The existence of COINTELPRO was exposed by a band of doughty leftist burglars who broke into an FBI office in Pennsylvania and came away with a trove of secret FBI documents that they shared with reporters. In 1975, the Senate Intelligence Committee on CIA activities, known as the Church Committee, investigated and documented a host of COINTELPRO crimes. FBI director Clarence Kelley issued a formal apology.
But “sorry” didn’t pay any bills for Hampton’s widow, infant son, and the other survivors. The families of the victims filed a $47 million civil lawsuit against Hanrahan and the police officers, which was dismissed and then reinstated. Thirteen years later, in 1982, the city of Chicago, Cook County, and the U.S. Justice Department agreed to pay a $1.85 million settlement, a belated admission that Hampton and the others had been illegally targeted. For the suffering of seven victims and their families, it was a welcome but relatively parsimonious payout.

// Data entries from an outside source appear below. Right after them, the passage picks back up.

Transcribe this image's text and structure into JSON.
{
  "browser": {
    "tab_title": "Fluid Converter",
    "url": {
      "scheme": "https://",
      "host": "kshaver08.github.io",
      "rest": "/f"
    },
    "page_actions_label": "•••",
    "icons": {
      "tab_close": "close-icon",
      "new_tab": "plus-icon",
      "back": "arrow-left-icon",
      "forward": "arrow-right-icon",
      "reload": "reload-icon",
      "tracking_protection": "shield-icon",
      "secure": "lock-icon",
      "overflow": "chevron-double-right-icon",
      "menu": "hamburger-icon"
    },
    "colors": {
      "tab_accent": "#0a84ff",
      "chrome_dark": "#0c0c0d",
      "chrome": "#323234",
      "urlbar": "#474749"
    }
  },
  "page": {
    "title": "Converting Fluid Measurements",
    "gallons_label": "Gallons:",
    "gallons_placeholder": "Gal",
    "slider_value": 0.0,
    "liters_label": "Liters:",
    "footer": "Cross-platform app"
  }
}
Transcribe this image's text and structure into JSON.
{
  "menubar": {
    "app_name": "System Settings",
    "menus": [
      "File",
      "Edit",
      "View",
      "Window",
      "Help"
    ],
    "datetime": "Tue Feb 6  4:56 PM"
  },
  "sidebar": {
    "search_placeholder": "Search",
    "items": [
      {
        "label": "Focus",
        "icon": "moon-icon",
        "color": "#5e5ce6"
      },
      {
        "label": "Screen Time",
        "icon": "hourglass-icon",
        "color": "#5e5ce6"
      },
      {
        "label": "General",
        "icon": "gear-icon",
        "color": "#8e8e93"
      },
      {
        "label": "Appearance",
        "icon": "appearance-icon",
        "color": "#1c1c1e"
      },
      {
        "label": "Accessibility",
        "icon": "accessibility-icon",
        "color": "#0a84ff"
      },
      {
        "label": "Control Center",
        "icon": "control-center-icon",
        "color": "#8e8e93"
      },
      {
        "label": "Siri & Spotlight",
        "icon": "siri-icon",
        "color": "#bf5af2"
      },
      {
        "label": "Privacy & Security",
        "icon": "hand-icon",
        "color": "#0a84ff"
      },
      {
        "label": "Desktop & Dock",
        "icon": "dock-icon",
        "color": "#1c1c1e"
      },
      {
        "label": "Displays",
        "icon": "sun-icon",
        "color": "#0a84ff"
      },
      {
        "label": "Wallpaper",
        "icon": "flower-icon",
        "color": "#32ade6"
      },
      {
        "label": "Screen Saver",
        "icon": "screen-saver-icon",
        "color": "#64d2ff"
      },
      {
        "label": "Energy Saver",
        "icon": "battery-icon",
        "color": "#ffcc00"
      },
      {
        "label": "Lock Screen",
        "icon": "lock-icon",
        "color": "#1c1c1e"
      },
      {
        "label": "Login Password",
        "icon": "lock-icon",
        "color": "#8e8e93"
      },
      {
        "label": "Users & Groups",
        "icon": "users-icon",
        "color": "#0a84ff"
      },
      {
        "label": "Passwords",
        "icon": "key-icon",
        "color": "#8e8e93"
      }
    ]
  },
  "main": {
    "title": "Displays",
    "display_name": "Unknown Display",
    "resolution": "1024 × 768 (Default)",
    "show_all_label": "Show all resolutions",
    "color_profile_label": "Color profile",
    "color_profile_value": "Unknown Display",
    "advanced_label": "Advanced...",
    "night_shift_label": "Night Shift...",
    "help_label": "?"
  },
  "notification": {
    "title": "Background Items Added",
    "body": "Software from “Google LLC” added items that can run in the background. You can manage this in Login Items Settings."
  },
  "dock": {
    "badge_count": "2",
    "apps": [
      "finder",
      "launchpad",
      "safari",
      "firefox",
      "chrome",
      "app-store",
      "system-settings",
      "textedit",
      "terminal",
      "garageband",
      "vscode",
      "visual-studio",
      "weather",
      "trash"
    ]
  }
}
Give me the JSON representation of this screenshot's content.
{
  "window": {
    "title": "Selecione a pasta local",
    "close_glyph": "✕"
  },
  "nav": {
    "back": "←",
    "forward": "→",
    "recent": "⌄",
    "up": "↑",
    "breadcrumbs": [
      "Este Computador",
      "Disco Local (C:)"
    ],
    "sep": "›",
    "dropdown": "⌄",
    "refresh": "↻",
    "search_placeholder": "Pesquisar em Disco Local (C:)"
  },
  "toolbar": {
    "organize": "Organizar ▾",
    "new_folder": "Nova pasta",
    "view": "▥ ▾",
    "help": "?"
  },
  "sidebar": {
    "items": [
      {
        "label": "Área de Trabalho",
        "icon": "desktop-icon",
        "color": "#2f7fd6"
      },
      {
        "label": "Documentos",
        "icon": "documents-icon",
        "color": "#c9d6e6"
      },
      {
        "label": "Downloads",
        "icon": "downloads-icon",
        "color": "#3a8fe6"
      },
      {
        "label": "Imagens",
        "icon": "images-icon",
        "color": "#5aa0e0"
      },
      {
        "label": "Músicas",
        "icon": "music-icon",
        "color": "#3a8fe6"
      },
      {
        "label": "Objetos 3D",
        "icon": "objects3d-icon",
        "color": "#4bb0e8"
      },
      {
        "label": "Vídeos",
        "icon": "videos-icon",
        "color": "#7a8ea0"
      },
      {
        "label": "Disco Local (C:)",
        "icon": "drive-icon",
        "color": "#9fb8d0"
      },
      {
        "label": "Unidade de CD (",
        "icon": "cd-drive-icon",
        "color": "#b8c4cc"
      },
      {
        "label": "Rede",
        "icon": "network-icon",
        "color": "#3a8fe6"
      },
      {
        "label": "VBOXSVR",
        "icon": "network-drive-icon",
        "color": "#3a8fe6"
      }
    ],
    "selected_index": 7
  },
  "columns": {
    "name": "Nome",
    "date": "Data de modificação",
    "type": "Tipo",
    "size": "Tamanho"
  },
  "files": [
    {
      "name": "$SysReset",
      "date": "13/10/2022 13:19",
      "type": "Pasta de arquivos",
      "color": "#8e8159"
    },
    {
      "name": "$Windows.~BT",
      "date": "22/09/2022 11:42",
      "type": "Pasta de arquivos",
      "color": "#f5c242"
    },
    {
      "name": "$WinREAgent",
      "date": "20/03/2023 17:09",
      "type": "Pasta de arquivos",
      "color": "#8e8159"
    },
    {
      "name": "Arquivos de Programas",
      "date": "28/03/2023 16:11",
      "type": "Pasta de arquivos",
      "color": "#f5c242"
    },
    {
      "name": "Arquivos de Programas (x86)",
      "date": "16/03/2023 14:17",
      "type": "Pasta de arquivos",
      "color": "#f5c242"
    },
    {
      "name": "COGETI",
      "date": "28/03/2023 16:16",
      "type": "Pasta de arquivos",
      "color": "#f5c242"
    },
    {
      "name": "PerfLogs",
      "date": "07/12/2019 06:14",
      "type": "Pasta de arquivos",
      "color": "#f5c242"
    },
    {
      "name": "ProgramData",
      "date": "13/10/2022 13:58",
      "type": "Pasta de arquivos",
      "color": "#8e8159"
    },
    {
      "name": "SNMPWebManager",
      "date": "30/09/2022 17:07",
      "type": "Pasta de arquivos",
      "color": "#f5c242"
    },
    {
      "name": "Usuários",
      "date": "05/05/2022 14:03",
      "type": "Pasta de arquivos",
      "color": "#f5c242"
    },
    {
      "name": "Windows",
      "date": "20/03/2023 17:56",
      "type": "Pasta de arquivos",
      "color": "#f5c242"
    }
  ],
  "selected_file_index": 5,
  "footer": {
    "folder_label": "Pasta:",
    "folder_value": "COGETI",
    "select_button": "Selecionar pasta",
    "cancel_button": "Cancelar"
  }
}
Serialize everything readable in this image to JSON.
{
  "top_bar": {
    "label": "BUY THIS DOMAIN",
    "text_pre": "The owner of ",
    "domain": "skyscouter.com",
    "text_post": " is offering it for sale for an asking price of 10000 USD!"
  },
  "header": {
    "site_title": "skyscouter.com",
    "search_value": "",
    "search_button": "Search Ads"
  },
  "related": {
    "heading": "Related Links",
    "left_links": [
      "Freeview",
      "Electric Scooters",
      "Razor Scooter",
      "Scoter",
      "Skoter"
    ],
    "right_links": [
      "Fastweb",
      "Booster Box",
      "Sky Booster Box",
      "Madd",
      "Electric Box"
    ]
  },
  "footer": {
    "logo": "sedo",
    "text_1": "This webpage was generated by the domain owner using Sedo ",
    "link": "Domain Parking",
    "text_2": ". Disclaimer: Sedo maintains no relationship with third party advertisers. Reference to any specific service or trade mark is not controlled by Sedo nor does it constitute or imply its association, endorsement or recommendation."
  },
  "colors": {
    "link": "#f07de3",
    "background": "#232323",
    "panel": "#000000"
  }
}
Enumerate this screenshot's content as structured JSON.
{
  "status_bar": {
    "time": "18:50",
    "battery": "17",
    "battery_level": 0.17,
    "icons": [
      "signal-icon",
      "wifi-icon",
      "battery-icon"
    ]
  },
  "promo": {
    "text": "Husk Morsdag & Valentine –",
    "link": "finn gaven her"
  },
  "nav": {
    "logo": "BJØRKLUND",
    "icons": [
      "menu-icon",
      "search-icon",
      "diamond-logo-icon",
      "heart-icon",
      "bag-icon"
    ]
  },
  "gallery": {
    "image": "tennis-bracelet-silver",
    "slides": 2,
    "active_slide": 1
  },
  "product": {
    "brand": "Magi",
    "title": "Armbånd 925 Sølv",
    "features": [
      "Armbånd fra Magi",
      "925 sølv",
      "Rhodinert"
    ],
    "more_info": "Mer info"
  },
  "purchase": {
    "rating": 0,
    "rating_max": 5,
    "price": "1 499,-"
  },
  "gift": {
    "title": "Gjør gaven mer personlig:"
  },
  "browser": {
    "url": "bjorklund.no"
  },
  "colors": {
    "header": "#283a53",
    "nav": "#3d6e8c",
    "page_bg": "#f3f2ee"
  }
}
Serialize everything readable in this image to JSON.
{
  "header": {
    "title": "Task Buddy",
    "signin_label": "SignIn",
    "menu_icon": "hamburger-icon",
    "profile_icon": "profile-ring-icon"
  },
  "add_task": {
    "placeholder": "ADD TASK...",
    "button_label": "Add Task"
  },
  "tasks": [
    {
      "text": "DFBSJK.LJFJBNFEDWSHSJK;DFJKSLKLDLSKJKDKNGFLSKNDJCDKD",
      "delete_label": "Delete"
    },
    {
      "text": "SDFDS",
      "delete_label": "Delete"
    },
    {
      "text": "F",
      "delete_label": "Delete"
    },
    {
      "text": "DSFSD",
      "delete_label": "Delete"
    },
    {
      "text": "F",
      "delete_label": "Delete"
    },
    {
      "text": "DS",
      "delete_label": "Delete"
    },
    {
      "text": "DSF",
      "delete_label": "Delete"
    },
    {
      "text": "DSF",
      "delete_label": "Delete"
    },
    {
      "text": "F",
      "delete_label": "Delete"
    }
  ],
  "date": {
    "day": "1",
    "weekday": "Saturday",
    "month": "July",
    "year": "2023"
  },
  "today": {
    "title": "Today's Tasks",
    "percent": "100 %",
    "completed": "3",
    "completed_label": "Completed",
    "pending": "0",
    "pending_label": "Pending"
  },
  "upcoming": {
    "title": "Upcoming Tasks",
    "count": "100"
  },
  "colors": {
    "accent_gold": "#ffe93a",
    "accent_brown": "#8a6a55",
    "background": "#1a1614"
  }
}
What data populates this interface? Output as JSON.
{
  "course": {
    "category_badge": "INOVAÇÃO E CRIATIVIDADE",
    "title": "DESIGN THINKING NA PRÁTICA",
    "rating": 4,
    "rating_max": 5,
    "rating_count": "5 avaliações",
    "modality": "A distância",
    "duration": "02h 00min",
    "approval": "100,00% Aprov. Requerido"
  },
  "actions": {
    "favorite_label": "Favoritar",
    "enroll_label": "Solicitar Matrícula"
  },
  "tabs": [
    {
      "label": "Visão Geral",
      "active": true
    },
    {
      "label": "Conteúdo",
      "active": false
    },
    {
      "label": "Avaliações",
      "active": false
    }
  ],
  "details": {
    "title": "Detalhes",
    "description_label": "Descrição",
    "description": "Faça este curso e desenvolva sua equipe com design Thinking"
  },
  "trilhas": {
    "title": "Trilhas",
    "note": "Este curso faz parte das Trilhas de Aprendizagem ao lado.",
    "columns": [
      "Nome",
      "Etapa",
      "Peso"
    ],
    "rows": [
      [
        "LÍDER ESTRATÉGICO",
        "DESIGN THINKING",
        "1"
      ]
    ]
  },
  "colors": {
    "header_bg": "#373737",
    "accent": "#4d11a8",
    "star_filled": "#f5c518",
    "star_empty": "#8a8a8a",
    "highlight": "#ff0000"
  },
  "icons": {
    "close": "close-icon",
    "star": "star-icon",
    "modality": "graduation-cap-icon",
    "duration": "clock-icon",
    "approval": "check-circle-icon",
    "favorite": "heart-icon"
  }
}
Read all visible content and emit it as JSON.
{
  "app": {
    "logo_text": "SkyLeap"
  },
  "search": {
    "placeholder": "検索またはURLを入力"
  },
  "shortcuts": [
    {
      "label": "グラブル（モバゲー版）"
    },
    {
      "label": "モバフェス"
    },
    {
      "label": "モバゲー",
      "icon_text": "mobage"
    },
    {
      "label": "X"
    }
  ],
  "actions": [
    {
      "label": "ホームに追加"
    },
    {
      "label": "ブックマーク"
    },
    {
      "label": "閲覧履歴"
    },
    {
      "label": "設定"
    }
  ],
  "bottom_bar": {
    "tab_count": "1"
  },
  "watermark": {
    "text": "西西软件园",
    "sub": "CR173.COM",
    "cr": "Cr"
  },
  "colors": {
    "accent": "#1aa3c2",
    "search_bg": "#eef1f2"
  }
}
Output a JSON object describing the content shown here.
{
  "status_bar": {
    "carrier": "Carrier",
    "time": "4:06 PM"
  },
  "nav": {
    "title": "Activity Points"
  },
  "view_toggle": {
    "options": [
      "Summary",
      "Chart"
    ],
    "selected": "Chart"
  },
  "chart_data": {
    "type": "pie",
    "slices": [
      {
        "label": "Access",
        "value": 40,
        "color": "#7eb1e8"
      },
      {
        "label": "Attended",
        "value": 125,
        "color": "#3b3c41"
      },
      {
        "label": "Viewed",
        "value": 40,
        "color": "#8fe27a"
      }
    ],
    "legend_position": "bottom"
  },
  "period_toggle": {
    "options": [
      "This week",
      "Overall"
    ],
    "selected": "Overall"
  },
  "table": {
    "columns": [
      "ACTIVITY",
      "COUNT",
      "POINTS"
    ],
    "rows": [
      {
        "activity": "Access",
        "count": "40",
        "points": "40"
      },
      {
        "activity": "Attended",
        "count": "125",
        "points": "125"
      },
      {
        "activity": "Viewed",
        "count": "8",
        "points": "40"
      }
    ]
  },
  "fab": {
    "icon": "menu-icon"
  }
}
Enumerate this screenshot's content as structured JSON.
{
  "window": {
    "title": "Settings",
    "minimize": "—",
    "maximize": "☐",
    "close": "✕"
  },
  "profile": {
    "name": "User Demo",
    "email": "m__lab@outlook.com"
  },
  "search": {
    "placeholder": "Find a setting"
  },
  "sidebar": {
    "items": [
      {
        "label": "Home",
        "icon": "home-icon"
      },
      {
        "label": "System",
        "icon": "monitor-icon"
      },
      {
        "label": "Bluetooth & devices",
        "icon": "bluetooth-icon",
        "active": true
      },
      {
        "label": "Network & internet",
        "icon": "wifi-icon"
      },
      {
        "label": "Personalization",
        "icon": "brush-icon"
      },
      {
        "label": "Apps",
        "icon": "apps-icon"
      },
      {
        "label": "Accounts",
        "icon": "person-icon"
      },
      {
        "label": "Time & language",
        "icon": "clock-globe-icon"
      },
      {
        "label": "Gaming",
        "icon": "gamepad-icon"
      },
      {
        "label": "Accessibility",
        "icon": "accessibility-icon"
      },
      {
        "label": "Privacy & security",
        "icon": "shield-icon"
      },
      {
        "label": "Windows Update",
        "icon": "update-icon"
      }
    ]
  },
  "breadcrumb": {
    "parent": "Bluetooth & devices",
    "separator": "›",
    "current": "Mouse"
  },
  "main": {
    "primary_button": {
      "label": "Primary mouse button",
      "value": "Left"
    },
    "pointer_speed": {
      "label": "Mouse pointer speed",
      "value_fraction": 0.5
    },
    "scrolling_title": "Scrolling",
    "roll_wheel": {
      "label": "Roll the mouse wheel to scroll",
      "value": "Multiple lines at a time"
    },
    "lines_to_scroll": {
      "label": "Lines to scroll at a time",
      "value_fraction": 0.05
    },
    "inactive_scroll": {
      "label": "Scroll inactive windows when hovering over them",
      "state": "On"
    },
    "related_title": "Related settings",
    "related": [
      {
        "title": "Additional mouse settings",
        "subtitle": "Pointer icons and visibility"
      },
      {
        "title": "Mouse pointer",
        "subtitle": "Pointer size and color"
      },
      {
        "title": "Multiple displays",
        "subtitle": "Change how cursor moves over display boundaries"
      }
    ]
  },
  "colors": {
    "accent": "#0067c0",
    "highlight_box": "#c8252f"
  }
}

Hanrahan went on to run for mayor of Chicago twice. Anathema to the black voters, he lost badly both times. He died in 2009.
A State-Sanctioned Assassination
The final report of the Church Committee denounced COINTELPRO but refrained from using the A-word.
“COINTELPRO was more than simply violating the law or the Constitution. In COINTELPRO the Bureau secretly took the law into its own hands, going beyond the collection of intelligence and beyond its law enforcement function to act outside the legal process altogether and to covertly disrupt, discredit and harass groups and individuals.”
This sounds tough but was actually far too charitable to the FBI. It is true that Fred Hampton and his fellow Panthers were disrupted, discredited, and harassed. It is true that some Black Panthers had, on other occasions, committed crimes or provoked violent encounters with police. Hampton was not one of them. The simple truth, still largely unspeakable in Washington, is that Hampton was assassinated–murdered for political reasons. He was, in that awful word, “neutralized” at the behest of the leaders of the U.S. government.
To be sure, J. Edgar Hoover and James Angleton did not conspire to kill Fred Hampton in his bed. They merely encouraged and enabled others to do the “rough, rough dirty business” of political repression, at home and abroad. Men of power in America knew how to keep their fingerprints off the resulting crimes.
The loss is painful to contemplate. If he had lived, Fred Hampton would 71 years of age, older than Cornel West, younger than Jesse Jackson. He would be more senior than Barack Obama, Kamala Harris, and Cory Booker, more youthful than Donald Trump, Bernie Sanders, and Joe Biden. Maybe he would have made revolution. Maybe he would have run for president. Maybe he would have done both. We can only imagine the possibilities that were extinguished that night 51 years ago.